BEGIN Data provided
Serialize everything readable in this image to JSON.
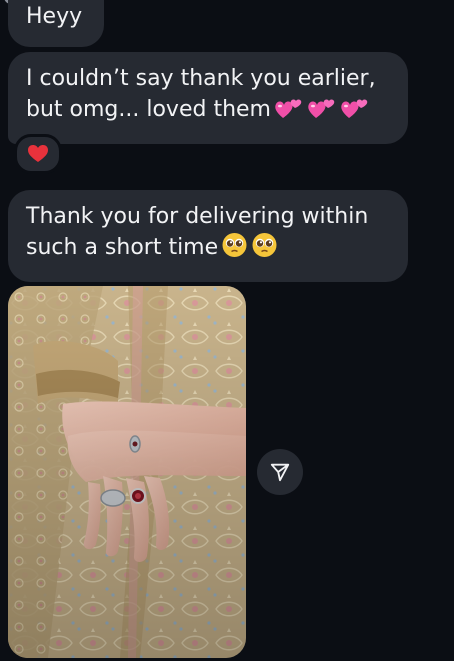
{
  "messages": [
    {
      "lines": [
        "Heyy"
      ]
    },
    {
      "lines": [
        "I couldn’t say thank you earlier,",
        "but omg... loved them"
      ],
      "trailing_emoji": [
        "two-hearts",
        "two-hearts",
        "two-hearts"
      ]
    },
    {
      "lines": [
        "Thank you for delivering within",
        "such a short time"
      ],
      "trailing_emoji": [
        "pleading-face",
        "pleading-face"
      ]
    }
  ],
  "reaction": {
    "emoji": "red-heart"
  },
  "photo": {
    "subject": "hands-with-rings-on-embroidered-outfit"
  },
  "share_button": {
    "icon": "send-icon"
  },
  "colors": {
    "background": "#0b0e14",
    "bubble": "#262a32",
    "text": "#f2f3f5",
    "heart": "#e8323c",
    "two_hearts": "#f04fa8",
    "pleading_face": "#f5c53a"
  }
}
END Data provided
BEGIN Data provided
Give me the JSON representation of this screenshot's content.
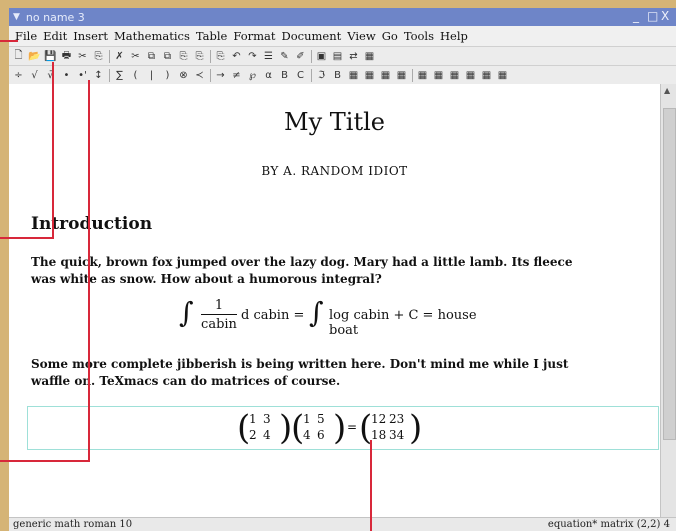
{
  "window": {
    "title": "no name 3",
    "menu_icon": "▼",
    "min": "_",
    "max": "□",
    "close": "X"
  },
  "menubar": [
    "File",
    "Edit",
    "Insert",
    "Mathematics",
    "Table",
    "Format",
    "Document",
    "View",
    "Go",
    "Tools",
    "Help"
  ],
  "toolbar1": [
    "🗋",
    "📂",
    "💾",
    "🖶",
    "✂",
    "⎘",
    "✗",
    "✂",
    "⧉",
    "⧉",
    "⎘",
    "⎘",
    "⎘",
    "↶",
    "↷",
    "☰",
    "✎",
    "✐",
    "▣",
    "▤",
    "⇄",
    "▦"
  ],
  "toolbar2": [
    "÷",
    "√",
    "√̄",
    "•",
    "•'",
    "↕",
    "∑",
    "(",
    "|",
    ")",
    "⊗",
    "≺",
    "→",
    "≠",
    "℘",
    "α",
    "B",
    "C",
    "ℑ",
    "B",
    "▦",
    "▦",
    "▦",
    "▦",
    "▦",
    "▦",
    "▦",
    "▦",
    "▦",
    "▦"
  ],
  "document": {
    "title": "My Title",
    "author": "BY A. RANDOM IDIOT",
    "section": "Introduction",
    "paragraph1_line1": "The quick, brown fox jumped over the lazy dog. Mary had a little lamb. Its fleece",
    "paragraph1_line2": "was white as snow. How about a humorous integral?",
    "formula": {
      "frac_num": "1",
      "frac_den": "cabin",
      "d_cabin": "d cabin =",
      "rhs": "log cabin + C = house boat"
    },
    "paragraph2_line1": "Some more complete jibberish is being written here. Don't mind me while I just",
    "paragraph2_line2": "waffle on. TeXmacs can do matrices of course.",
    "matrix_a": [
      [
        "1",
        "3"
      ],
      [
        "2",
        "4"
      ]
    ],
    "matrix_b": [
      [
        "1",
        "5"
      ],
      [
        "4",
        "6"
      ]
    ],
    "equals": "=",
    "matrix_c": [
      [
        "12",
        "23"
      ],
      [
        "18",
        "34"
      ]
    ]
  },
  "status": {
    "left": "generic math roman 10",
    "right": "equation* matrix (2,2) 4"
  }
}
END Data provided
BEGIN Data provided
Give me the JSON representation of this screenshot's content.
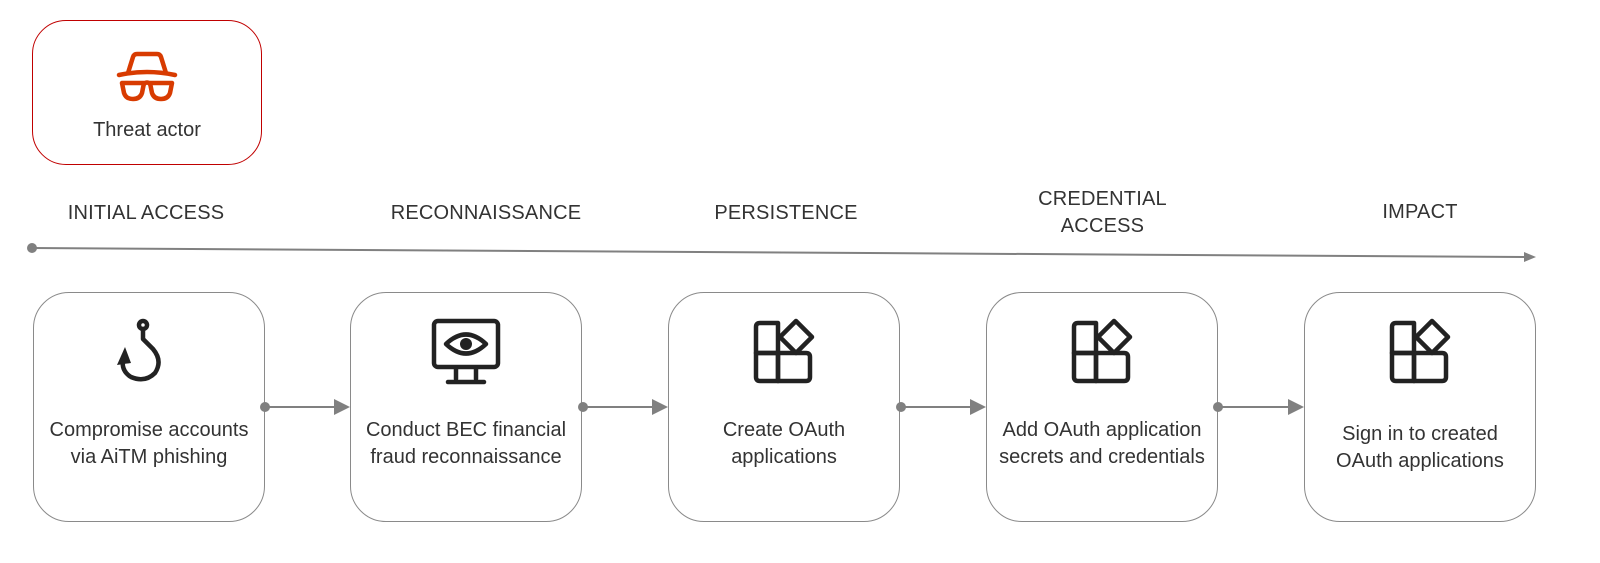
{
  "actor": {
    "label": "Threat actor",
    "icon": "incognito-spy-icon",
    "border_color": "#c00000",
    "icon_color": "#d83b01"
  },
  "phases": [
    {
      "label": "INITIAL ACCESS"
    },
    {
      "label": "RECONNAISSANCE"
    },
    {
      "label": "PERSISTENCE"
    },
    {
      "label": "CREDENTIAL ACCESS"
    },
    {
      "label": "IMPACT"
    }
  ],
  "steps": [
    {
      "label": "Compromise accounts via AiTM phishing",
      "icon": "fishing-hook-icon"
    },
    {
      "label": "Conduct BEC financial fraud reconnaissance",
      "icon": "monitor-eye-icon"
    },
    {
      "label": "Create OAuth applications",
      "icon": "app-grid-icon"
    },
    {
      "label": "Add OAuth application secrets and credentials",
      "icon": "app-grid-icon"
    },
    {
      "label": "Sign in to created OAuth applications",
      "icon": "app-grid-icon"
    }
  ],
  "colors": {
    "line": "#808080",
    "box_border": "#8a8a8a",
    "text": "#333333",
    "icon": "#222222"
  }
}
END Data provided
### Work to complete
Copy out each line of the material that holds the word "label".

### Solution to the problem
    "label": "Threat actor",
      "label": "INITIAL ACCESS"
      "label": "RECONNAISSANCE"
      "label": "PERSISTENCE"
      "label": "CREDENTIAL ACCESS"
      "label": "IMPACT"
      "label": "Compromise accounts via AiTM phishing",
      "label": "Conduct BEC financial fraud reconnaissance",
      "label": "Create OAuth applications",
      "label": "Add OAuth application secrets and credentials",
      "label": "Sign in to created OAuth applications",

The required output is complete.